Fed=ATPTourkilla
06-08-2006, 02:18 AM
I don't agree with this grip change thing. In a rally, there's plenty of time to change hands. I tried playing with two forehands myself, against some who hits the ball hard. I didn't have any problem changing hands, although I did have the problem that my left handed forehand sucked. But that won't be a problem if a junior is trained up from scratch.

Returns - I'm sure a double handed backhand block would be pretty easy to learn for the quick serves.

To the people who say "it just wouldn't work" - why not? People can play fine with their non-dominant hand in most sports, once they practice.

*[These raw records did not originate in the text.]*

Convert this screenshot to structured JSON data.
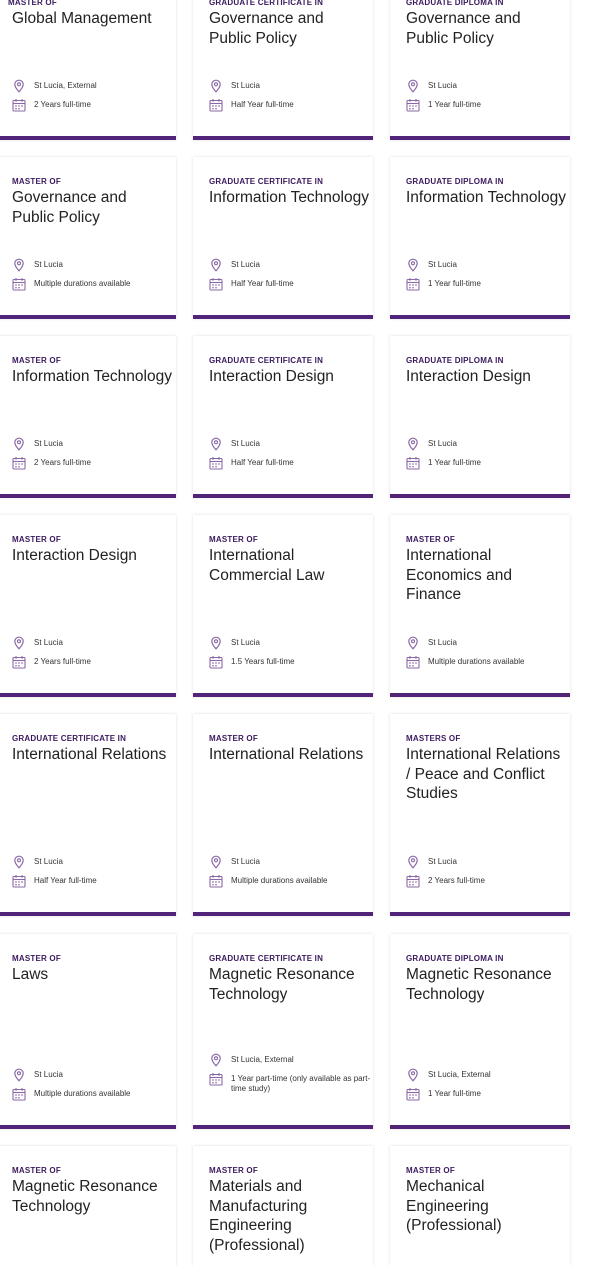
{
  "accent_color": "#51247a",
  "icon_color": "#8a6aa6",
  "location_icon": "map-pin-icon",
  "duration_icon": "calendar-icon",
  "cards": [
    {
      "type": "Master of",
      "title": "Global Management",
      "location": "St Lucia, External",
      "duration": "2 Years full-time"
    },
    {
      "type": "Graduate Certificate in",
      "title": "Governance and Public Policy",
      "location": "St Lucia",
      "duration": "Half Year full-time"
    },
    {
      "type": "Graduate Diploma in",
      "title": "Governance and Public Policy",
      "location": "St Lucia",
      "duration": "1 Year full-time"
    },
    {
      "type": "Master of",
      "title": "Governance and Public Policy",
      "location": "St Lucia",
      "duration": "Multiple durations available"
    },
    {
      "type": "Graduate Certificate in",
      "title": "Information Technology",
      "location": "St Lucia",
      "duration": "Half Year full-time"
    },
    {
      "type": "Graduate Diploma in",
      "title": "Information Technology",
      "location": "St Lucia",
      "duration": "1 Year full-time"
    },
    {
      "type": "Master of",
      "title": "Information Technology",
      "location": "St Lucia",
      "duration": "2 Years full-time"
    },
    {
      "type": "Graduate Certificate in",
      "title": "Interaction Design",
      "location": "St Lucia",
      "duration": "Half Year full-time"
    },
    {
      "type": "Graduate Diploma in",
      "title": "Interaction Design",
      "location": "St Lucia",
      "duration": "1 Year full-time"
    },
    {
      "type": "Master of",
      "title": "Interaction Design",
      "location": "St Lucia",
      "duration": "2 Years full-time"
    },
    {
      "type": "Master of",
      "title": "International Commercial Law",
      "location": "St Lucia",
      "duration": "1.5 Years full-time"
    },
    {
      "type": "Master of",
      "title": "International Economics and Finance",
      "location": "St Lucia",
      "duration": "Multiple durations available"
    },
    {
      "type": "Graduate Certificate in",
      "title": "International Relations",
      "location": "St Lucia",
      "duration": "Half Year full-time"
    },
    {
      "type": "Master of",
      "title": "International Relations",
      "location": "St Lucia",
      "duration": "Multiple durations available"
    },
    {
      "type": "Masters of",
      "title": "International Relations / Peace and Conflict Studies",
      "location": "St Lucia",
      "duration": "2 Years full-time"
    },
    {
      "type": "Master of",
      "title": "Laws",
      "location": "St Lucia",
      "duration": "Multiple durations available"
    },
    {
      "type": "Graduate Certificate in",
      "title": "Magnetic Resonance Technology",
      "location": "St Lucia, External",
      "duration": "1 Year part-time (only available as part-time study)"
    },
    {
      "type": "Graduate Diploma in",
      "title": "Magnetic Resonance Technology",
      "location": "St Lucia, External",
      "duration": "1 Year full-time"
    },
    {
      "type": "Master of",
      "title": "Magnetic Resonance Technology"
    },
    {
      "type": "Master of",
      "title": "Materials and Manufacturing Engineering (Professional)"
    },
    {
      "type": "Master of",
      "title": "Mechanical Engineering (Professional)"
    }
  ]
}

Why haven't people done this before? Because they're all trained up as juniors to hit the backhand, even though (especially for the men) it's a weaker shot with less topspin. It's too late for me to change but it wouldn't be too late for a young junior.

fenomeno2111
06-08-2006, 02:21 AM
I don't agree with this grip change thing. In a rally, there's plenty of time to change hands. I tried playing with two forehands myself, against some who hits the ball hard. I didn't have any problem changing hands, although I did have the problem that my left handed forehand sucked. But that won't be a problem if a junior is trained up from scratch.

Returns - I'm sure a double handed backhand block would be pretty easy to learn for the quick serves.

To the people who say "it just wouldn't work" - why not? People can play fine with their non-dominant hand in most sports, once they practice.

Why haven't people done this before? Because they're all trained up as juniors to hit the backhand, even though (especially for the men) it's a weaker shot with less topspin. It's too late for me to change but it wouldn't be too late for a young junior.
WHAT!? Plenty of time??? Have you seen how fast the juniors play now?? It's hard for some players changing to their BH grip never mind changing your hand.

Fed=ATPTourkilla
06-08-2006, 02:25 AM
Which juniors do you play against? Christian Sampras?

Fed=ATPTourkilla
06-08-2006, 02:28 AM
And if it's true that changing grips isn't possible (which I don't believe - it can be done very quickly) then you could retain the lefty forehand as an attacking option for when you do have time.

fenomeno2111
06-08-2006, 02:49 AM
Well, with your stubborn behavior all I can tell you is try it and see if it works....Good luck.